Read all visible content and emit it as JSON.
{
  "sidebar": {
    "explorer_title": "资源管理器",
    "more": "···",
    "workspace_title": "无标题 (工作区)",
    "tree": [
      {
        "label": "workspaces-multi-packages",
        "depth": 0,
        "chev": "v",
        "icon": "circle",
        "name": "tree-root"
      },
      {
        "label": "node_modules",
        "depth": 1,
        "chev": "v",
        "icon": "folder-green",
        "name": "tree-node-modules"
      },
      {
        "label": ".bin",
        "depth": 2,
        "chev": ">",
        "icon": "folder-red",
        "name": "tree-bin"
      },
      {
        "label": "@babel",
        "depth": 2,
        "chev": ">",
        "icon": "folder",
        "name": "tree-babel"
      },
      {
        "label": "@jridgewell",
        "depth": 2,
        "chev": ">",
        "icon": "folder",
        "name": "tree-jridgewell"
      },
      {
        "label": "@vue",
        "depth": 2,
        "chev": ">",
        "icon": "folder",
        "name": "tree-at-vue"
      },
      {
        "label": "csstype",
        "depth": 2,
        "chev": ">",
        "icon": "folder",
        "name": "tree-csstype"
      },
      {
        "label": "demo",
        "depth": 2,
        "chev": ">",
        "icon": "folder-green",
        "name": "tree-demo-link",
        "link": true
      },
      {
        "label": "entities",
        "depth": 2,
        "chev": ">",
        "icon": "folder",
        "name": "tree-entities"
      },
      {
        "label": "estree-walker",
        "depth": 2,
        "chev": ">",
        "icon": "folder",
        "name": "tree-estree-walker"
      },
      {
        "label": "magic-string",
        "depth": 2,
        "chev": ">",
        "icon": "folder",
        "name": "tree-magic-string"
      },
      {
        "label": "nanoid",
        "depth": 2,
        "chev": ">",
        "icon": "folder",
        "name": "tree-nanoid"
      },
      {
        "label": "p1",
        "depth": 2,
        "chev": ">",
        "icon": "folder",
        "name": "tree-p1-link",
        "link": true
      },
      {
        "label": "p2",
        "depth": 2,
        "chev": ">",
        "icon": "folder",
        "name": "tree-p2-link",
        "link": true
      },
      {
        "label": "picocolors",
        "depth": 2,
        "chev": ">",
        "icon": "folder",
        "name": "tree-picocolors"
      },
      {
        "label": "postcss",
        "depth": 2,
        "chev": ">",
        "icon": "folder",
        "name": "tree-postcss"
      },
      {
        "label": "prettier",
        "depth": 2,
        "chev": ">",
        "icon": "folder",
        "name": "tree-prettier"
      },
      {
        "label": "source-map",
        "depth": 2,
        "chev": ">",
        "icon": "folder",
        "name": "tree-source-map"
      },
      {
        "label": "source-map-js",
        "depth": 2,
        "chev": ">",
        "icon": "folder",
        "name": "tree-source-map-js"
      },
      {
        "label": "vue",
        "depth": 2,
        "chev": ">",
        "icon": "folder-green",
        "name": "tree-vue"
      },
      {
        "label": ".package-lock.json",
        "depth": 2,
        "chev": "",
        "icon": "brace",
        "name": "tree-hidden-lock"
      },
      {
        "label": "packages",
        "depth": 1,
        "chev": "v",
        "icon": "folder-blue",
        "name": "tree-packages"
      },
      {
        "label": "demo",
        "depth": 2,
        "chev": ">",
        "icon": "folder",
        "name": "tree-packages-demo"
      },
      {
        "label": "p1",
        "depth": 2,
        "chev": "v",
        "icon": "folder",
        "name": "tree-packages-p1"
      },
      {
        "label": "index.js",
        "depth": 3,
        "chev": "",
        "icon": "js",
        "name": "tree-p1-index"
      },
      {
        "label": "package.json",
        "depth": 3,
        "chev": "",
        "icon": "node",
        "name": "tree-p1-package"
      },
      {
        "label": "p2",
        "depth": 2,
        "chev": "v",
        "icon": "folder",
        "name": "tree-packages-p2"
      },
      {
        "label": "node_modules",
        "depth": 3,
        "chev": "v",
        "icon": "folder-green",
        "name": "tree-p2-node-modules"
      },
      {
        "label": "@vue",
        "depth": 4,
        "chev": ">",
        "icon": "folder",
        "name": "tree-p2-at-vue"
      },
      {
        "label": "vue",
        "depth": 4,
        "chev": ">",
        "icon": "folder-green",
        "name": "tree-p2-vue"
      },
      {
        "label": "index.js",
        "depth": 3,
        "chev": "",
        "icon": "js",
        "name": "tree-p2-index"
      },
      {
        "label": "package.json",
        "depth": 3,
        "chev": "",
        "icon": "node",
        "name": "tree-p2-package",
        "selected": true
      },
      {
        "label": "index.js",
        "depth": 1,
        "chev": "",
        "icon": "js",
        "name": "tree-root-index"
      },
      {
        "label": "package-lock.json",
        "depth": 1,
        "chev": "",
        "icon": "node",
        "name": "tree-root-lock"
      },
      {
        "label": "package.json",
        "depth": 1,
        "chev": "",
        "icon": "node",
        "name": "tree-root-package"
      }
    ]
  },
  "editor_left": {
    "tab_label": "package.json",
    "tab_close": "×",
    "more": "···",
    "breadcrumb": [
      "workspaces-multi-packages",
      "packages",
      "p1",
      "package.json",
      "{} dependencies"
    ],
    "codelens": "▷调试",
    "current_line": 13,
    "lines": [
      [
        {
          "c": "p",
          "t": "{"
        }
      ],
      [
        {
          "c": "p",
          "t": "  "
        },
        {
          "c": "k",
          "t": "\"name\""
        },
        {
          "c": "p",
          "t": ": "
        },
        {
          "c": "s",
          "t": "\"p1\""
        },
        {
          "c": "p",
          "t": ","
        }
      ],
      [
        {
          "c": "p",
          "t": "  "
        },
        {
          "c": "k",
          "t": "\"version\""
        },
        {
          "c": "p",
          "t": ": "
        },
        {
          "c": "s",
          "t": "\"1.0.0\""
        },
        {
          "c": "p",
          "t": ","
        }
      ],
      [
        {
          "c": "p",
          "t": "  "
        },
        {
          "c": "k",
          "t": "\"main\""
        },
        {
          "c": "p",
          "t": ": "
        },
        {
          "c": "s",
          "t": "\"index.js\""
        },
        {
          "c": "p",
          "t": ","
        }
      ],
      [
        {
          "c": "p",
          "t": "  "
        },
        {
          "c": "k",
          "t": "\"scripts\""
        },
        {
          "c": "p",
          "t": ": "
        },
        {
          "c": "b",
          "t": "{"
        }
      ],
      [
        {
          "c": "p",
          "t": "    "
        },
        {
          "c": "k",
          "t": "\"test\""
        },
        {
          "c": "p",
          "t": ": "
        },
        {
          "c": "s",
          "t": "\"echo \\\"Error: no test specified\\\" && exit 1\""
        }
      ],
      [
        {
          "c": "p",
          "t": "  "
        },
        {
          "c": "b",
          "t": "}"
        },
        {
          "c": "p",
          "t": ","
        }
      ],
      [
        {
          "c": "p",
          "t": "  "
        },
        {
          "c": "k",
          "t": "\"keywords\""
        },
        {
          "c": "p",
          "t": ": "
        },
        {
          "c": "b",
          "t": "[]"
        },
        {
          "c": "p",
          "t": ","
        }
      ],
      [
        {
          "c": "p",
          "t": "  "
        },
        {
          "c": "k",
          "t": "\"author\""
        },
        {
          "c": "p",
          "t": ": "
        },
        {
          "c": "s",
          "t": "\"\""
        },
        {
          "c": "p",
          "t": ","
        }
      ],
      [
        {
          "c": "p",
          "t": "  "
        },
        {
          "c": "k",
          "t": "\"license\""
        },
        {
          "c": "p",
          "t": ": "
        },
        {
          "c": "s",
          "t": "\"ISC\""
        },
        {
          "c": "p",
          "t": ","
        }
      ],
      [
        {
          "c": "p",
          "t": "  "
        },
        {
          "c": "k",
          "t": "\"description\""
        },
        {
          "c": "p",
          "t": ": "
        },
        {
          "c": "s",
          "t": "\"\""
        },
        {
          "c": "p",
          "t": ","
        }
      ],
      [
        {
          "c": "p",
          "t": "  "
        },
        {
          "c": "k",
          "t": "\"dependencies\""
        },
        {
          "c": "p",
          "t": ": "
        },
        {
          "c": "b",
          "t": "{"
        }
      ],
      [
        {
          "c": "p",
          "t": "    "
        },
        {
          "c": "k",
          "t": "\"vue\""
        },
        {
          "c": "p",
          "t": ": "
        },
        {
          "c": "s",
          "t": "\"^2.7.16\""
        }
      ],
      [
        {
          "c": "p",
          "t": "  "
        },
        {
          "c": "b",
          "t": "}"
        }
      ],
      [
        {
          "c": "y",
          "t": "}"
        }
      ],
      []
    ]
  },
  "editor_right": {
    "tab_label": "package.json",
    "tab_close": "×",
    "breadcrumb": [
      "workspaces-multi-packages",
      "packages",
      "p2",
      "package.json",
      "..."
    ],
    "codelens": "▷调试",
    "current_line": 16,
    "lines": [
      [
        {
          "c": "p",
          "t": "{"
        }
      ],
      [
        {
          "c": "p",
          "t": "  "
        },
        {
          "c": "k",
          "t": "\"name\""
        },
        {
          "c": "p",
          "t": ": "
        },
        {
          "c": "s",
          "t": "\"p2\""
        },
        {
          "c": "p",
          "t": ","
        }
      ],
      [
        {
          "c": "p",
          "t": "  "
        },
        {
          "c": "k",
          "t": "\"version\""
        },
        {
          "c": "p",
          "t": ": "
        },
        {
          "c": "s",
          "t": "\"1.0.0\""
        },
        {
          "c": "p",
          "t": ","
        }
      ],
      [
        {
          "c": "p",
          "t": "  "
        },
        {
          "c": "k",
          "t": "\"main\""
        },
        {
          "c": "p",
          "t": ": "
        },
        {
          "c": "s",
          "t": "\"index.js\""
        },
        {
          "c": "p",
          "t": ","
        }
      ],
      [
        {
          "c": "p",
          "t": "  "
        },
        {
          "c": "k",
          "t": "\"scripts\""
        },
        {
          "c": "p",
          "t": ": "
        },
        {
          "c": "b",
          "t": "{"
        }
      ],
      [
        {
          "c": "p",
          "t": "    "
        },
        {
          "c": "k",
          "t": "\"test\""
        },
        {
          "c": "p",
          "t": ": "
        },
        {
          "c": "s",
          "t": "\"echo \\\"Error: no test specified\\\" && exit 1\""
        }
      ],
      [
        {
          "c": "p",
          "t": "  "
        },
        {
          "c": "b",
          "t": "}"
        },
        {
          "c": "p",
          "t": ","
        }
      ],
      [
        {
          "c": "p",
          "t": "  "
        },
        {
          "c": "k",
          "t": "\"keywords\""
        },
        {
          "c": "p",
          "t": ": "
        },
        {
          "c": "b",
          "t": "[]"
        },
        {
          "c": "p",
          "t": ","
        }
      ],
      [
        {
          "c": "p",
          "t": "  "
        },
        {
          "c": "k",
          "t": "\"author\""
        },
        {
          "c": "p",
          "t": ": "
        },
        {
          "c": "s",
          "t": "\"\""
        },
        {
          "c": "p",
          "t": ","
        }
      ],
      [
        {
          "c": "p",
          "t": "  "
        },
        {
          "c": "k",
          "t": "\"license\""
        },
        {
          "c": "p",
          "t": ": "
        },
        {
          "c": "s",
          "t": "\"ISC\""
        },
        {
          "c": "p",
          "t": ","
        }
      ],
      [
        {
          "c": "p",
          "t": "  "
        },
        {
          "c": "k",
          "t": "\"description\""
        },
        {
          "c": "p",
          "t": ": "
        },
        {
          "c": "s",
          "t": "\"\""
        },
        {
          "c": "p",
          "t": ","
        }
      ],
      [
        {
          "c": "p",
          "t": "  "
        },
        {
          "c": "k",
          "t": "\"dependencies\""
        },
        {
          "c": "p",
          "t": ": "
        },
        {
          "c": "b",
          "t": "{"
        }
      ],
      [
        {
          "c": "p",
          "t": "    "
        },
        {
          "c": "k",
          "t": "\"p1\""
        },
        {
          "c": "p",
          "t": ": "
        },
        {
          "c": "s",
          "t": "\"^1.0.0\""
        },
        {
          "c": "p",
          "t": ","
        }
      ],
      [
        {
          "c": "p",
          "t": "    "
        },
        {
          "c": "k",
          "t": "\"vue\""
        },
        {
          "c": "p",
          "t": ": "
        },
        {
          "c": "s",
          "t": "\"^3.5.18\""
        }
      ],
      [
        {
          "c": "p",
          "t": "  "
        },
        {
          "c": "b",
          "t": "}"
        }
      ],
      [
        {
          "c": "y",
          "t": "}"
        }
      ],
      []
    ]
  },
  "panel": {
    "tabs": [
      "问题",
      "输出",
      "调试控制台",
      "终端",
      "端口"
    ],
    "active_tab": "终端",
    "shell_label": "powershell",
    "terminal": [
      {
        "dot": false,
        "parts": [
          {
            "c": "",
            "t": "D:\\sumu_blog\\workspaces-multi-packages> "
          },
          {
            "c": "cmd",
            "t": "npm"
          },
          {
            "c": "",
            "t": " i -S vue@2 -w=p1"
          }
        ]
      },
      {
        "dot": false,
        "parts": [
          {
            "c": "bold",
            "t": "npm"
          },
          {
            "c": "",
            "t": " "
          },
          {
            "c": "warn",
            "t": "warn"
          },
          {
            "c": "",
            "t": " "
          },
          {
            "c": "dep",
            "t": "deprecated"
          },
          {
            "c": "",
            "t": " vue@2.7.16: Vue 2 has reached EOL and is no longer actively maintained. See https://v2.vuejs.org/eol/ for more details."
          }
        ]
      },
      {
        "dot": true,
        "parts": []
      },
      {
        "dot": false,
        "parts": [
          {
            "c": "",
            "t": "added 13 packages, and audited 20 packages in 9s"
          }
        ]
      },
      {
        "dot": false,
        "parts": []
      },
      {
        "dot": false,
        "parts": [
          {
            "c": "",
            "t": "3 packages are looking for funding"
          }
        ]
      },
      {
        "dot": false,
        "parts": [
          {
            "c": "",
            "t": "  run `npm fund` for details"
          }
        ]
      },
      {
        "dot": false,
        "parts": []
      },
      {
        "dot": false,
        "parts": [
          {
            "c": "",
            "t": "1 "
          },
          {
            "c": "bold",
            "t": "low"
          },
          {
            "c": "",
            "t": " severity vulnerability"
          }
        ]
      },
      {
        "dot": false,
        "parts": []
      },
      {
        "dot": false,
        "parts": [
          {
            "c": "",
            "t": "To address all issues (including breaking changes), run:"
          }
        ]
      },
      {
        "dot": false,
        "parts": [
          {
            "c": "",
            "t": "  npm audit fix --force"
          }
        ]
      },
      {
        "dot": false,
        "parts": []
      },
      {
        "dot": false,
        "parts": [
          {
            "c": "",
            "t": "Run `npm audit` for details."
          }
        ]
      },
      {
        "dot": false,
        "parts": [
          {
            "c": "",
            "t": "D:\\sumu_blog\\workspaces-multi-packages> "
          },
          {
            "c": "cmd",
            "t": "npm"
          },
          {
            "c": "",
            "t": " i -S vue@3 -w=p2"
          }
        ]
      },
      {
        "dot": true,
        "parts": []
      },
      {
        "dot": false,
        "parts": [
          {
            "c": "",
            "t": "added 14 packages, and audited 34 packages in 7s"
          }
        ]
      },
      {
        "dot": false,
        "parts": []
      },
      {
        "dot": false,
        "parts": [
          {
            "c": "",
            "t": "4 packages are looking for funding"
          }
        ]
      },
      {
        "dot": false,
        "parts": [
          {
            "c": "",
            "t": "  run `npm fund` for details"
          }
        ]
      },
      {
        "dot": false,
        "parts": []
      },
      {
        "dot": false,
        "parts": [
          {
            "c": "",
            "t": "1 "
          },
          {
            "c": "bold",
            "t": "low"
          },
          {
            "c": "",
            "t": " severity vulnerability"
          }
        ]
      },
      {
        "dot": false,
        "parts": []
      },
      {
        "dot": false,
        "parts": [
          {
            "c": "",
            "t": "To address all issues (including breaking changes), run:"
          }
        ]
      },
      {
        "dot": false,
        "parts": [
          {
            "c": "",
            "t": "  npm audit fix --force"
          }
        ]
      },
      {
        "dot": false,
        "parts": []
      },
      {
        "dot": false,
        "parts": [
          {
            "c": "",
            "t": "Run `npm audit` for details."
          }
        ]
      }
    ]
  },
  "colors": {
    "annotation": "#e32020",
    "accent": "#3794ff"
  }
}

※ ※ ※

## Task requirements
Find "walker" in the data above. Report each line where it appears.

## Problem solution
        "label": "estree-walker",
        "name": "tree-estree-walker"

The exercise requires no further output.